September 2015

In September of 2014, we introduced you to a company called Kasalis, based in Burlington, MA. A truly niche manufacturing business, Kasalis uses “Active Alignment” to manufacture capital equipment for optical systems. Active Alignment is an advanced manufacturing technology that enables much higher performance for optical products, providing the sharpest images possible, when compared to the use of traditional assembly techniques, explains co-founder and CEO Justin Roe. You’ll find its technology in the micro cameras in mobile phones, sports cameras, automotive, medical devices, and drones; in the gesture-recognition systems in next-generation computers, mobile phones and TVs; and in wearable technology, such as glasses.

Founded in 2011, the company worked on perfecting its technology and product development before landing its first client, 18 months later. From there, it was all systems go. Kasalis built $8 million in revenue in 2013, and grew that number by 100 percent the following year. Its products are now distributed throughout Asia, Europe, and North America.

Rewarded by a “keeping customers first” value proposition

While proprietary technology helps Kasalis define its competitive difference in the market, Roe notes that value for customers has been the key driver of its success. As he stated in the original piece, “we want our customers to make better products and further increase their profits by [working] with Kasalis… Everything we do, every technology we develop, and every product we design is created with that value proposition in mind. We want our customers to love us, and come back to us because we deliver on our value promise every time.”

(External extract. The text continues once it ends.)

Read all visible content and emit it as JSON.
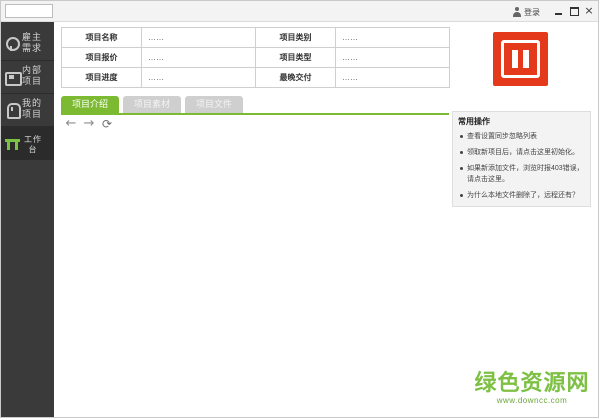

Of course, creating value for customers offers a wide range of rewards, the most important of which, notes Roe, is trust. “Trust is critically important with our customers. You’re dealing with a number of very complex projects where you can’t describe every single step at the start. Our customers are always in a position that they need to trust our technology and our people; they’ve had to trust that we’ll do our best to help them succeed. And we haven’t let anyone down yet.” For Kasalis, that trust has translated into loyalty, brand advocacy, and business-building referrals.

How does a truly satisfied customer tell you that you’re providing value? For Kasalis, it came in the form of an acquisition. In May 2015, after less than five years in business, the manufacturer was acquired by publicly-traded electronic products firm Jabil Circuit Inc. (NYSE: JBL), headquartered in Florida. While terms of the acquisition were not disclosed, Jabil in June announced third-quarter revenue was $4.4 billion, up 15 percent from the same period in 2014. Its net income for the quarter was $197 million, down from $267.9 million from the same period in 2014. That’s a truly powerful partner.

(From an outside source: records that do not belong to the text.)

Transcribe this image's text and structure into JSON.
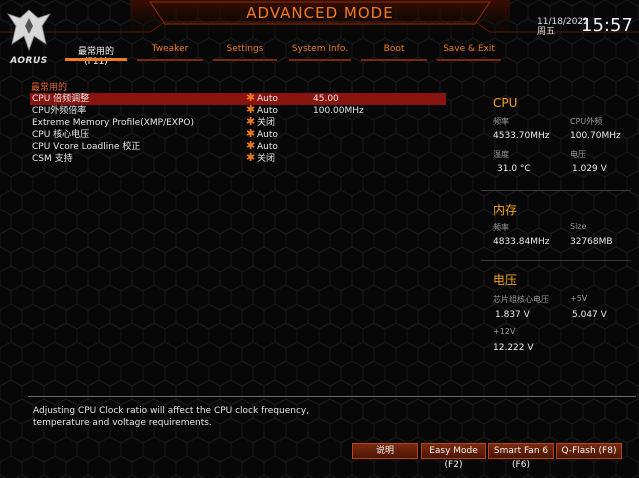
{
  "header": {
    "mode_title": "ADVANCED MODE",
    "logo_text": "AORUS",
    "date": "11/18/2022",
    "weekday": "周五",
    "time": "15:57"
  },
  "tabs": [
    {
      "label": "最常用的 (F11)",
      "active": true
    },
    {
      "label": "Tweaker",
      "active": false
    },
    {
      "label": "Settings",
      "active": false
    },
    {
      "label": "System Info.",
      "active": false
    },
    {
      "label": "Boot",
      "active": false
    },
    {
      "label": "Save & Exit",
      "active": false
    }
  ],
  "main": {
    "section_title": "最常用的",
    "rows": [
      {
        "label": "CPU 倍频调整",
        "value": "Auto",
        "value2": "45.00",
        "selected": true
      },
      {
        "label": "CPU外频倍率",
        "value": "Auto",
        "value2": "100.00MHz",
        "selected": false
      },
      {
        "label": "Extreme Memory Profile(XMP/EXPO)",
        "value": "关闭",
        "value2": "",
        "selected": false
      },
      {
        "label": "CPU 核心电压",
        "value": "Auto",
        "value2": "",
        "selected": false
      },
      {
        "label": "CPU Vcore Loadline 校正",
        "value": "Auto",
        "value2": "",
        "selected": false
      },
      {
        "label": "CSM 支持",
        "value": "关闭",
        "value2": "",
        "selected": false
      }
    ]
  },
  "cpu": {
    "title": "CPU",
    "freq_label": "频率",
    "freq_value": "4533.70MHz",
    "bclk_label": "CPU外频",
    "bclk_value": "100.70MHz",
    "temp_label": "温度",
    "temp_value": "31.0 °C",
    "volt_label": "电压",
    "volt_value": "1.029 V"
  },
  "memory": {
    "title": "内存",
    "freq_label": "频率",
    "freq_value": "4833.84MHz",
    "size_label": "Size",
    "size_value": "32768MB"
  },
  "voltage": {
    "title": "电压",
    "chipset_label": "芯片组核心电压",
    "chipset_value": "1.837 V",
    "v5_label": "+5V",
    "v5_value": "5.047 V",
    "v12_label": "+12V",
    "v12_value": "12.222 V"
  },
  "help_text": "Adjusting CPU Clock ratio will affect the CPU clock frequency, temperature and voltage requirements.",
  "footer": {
    "help_button": "说明",
    "easy_mode": "Easy Mode (F2)",
    "smart_fan": "Smart Fan 6 (F6)",
    "qflash": "Q-Flash (F8)"
  },
  "colors": {
    "accent": "#f07a23",
    "selected_row": "#8a1410",
    "panel_heading": "#f3a21c"
  }
}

Perhaps the most telling part of the sale was its surprise nature. “We had not been looking to sell,” Roe asserts. “Jabil was a customer with whom we had a great relationship. The acquisition made strategic sense for them and offered us an opportunity to invest heavily in building our technology here in Massachusetts. The valuation they put on the firm reflected its strategic importance and the technologies we had developed in a very short time. It is a great opportunity for the company and the employees.”

To the latter point, the Kasalis office in Burlington will remain open and be expanded as part of the acquisition, growing headcount from 27 to about 40 within the next few months, according to Irvin Stein, senior global business units director of Jabil Optics, the division of Jabil that Kasalis will now fall under.

Help along the way

While Kasalis had a fast ramp-up and experienced rapid growth, Roe acknowledges that a “trusted relationship” with a bank was a must in their plans. “As in everything we do, I was looking for a partner I could trust,” he says. “And I wanted a relationship with a person, not just an institution. When my accountant introduced me to [Salem Five senior vice president] Gordon Massey, I knew I’d found the right financial partner. Having a good line of credit in place helped a lot, but Gordon worked hard to understand our business and act almost as an external CFO, helping to identify the risks and opportunities in our deals. He earned my trust, and I don’t think we would have had the quick success we achieved without Salem Five and Gordon.”